Mumbai , 6th July 2010
Another day, another city, another country… I woke up in Mumbai, India, this morning after having flown in late last night from Singapore to review (for the umptiest time) the revised mock up room of one of our hotel projects. Revision number 10, would you believe! Sometimes the project team gets it right in one or two attempts; sometimes (like in this project) it seems like a badly orchestrated dance, one step forward, two steps backwards…
The assessment of the lighting effects tends to be very subjective and depended on which people attend the review. If only it were the principal designers (interior/ lighting) and the operator’s and client’s main decision makers. Each with their core expertise and knowledge, so quick assessments and decisions can be made. In this project there is a lot of “noise” with too many people wanting to put in their little worth of comments.
But by far the worse thing is doing assessments when the installation is not completed and even worse not as specified! Cutting cost and value engineering before the intended lighting effects can be assessed properly defeats the purpose of having a mock up room, isn’t it? Most people do not have the experience or capability to imagine how it should be and throw their subjective on the moment comments in the mix. Managing this ad-hoc subjectivity in the lighting assessment is not easy and takes a great deal of project experience to handle.

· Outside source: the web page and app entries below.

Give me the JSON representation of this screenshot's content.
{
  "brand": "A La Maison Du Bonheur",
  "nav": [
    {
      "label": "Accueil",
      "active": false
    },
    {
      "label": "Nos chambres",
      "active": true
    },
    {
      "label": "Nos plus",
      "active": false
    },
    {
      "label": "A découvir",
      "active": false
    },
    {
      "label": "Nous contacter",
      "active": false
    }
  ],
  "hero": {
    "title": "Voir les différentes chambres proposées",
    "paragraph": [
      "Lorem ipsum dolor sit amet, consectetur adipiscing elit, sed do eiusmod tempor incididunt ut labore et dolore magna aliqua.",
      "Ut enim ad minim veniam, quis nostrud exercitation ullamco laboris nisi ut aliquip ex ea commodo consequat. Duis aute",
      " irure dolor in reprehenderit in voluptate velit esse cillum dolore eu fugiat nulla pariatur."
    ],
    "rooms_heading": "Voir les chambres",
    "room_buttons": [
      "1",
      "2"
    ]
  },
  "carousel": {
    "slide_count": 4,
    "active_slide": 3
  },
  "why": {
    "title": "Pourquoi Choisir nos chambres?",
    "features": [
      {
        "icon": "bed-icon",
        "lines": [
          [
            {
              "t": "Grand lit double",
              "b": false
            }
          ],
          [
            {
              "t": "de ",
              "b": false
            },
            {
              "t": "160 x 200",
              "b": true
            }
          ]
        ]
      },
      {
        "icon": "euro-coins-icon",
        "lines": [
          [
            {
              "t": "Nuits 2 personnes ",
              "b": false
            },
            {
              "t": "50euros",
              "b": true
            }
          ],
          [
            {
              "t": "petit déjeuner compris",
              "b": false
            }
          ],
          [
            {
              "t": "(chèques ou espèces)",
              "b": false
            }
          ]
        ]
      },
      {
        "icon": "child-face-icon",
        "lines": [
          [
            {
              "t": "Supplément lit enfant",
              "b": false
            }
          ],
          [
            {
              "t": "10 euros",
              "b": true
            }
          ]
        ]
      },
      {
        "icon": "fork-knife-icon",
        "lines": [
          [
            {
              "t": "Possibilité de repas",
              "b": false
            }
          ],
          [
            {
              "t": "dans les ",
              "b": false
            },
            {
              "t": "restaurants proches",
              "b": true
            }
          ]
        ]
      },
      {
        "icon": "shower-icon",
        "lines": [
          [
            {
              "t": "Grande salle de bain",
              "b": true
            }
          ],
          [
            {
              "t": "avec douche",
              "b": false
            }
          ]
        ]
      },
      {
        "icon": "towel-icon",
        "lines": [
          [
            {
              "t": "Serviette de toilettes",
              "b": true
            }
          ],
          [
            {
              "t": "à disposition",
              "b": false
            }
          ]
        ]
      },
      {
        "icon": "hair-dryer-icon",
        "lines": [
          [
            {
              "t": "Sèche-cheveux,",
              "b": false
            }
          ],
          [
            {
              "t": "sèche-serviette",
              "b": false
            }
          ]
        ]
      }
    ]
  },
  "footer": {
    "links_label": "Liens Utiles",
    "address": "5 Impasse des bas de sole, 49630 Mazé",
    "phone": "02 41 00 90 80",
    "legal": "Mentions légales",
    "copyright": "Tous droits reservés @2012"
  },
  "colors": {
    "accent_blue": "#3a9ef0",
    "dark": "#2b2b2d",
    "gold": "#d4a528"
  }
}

You need to be really confident about what it is that you are going to achieve with the lighting and be very authoritative to dispel potential “harmful” comments. We started out with a design concept and design intend and random subjective comments (..I like red better…isn’t that too bright?…etc) often result in deviating from it if we are not careful.
Of course there are relevant and meaningful comments, but experience learns that these generally come from the key persons mentioned above.